__PROBLEM DESCRIPTION__
Report how many lines in the records below contain the word "name". Nothing else belongs in the answer.
===== PROVIDED ENTRIES
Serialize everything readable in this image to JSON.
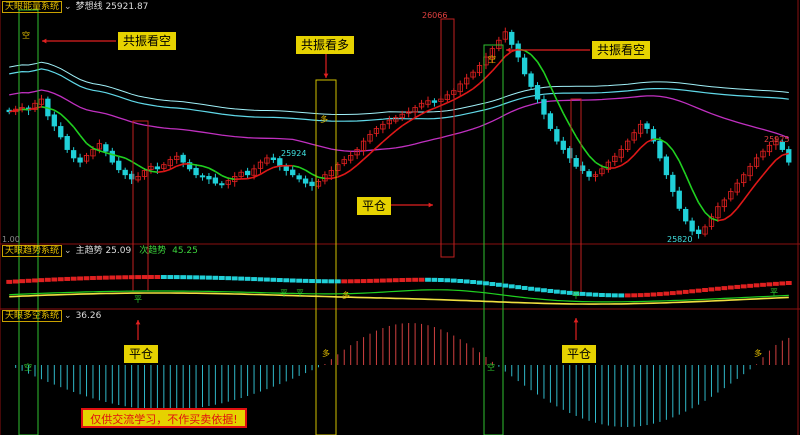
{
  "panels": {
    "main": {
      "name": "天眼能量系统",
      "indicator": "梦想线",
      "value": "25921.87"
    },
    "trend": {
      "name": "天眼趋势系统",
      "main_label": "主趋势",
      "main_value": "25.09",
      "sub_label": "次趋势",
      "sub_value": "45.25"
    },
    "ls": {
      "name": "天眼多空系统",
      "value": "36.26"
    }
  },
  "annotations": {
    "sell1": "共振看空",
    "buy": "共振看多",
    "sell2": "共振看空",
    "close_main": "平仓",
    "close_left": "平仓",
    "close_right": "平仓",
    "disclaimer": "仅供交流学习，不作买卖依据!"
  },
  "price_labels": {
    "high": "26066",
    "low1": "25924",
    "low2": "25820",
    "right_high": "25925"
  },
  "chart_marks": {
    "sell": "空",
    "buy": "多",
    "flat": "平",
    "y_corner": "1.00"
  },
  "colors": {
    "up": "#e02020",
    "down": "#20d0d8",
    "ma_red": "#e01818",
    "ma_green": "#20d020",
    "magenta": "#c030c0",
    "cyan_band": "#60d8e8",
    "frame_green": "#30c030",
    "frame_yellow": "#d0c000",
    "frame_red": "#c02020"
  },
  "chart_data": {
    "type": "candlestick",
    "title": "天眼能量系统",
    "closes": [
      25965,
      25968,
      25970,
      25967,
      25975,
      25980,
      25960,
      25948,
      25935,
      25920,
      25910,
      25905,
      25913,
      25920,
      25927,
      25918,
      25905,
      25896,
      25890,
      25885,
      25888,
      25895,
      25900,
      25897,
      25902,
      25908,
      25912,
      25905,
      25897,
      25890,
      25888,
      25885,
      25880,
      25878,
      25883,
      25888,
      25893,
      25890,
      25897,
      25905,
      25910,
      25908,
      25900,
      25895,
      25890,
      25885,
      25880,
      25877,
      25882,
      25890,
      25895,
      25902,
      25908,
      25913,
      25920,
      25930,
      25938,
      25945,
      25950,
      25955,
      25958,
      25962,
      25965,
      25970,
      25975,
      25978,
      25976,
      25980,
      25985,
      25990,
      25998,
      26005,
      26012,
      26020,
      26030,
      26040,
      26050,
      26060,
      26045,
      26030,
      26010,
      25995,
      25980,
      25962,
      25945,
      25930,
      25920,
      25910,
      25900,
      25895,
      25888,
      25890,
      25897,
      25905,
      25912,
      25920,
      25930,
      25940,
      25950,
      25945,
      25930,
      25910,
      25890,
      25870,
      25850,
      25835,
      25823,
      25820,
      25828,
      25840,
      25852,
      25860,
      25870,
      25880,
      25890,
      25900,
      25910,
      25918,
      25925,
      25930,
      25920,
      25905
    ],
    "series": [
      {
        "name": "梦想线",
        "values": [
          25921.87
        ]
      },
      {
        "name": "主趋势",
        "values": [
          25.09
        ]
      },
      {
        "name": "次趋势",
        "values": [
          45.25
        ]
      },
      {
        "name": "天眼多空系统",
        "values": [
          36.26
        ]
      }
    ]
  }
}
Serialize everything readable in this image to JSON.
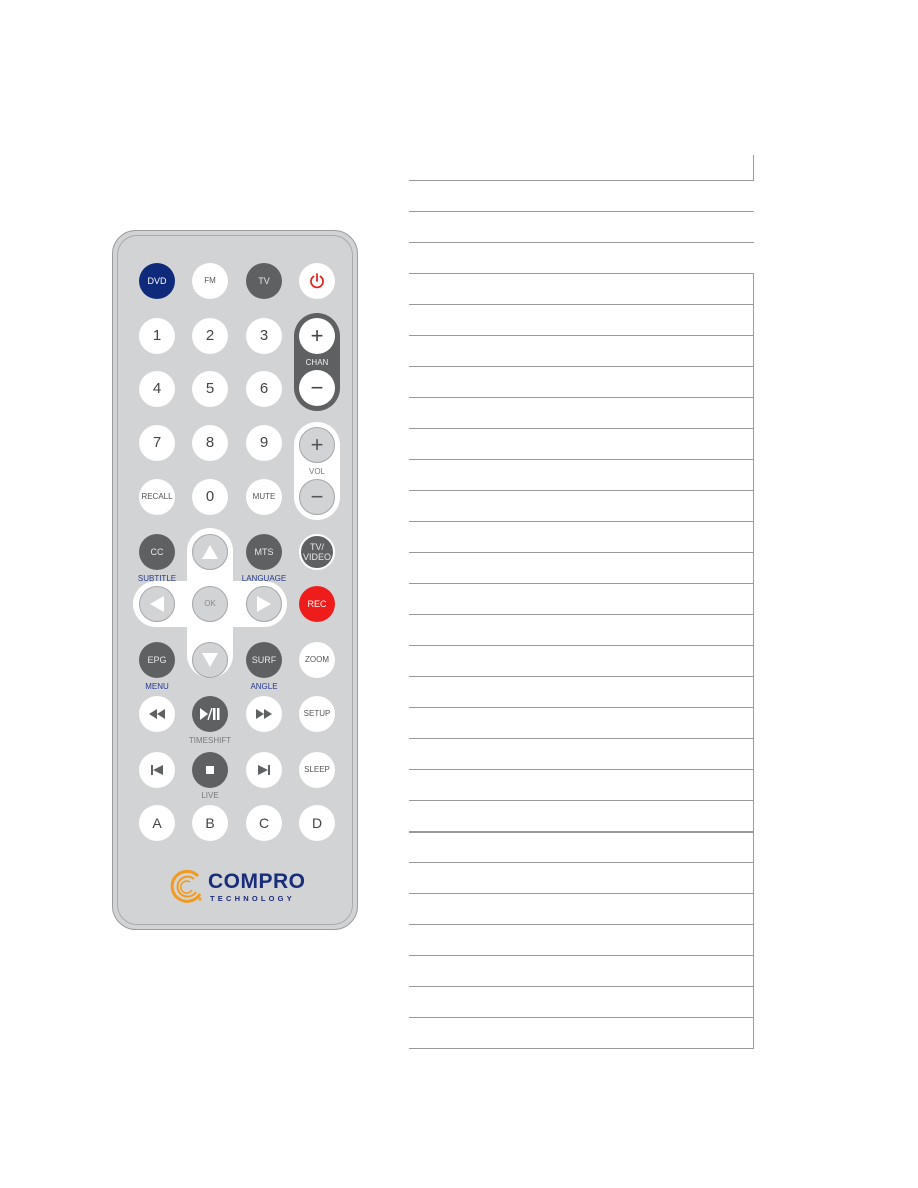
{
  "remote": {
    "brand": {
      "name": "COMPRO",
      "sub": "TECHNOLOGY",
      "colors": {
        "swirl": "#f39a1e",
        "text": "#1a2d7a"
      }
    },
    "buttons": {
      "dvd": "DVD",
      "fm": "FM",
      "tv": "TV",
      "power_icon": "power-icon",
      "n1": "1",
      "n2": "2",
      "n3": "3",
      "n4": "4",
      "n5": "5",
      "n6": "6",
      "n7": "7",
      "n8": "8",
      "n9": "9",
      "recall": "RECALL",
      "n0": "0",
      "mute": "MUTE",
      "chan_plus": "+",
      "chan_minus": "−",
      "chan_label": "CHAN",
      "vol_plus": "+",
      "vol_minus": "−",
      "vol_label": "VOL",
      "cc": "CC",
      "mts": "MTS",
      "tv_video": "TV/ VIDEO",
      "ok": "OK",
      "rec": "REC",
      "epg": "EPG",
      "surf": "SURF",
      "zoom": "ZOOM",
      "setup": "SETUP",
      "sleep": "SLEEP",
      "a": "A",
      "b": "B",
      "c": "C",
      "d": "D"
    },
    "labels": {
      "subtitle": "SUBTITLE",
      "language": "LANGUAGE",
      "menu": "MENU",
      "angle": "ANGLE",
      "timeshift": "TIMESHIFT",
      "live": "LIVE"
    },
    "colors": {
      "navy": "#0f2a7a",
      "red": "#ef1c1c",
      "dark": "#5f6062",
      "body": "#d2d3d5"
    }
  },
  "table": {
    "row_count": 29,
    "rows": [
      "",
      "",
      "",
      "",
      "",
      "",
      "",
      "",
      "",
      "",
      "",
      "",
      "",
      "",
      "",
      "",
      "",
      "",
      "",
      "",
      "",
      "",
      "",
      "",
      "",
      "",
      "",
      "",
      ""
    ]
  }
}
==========
__WRITTEN RESPONSE__
8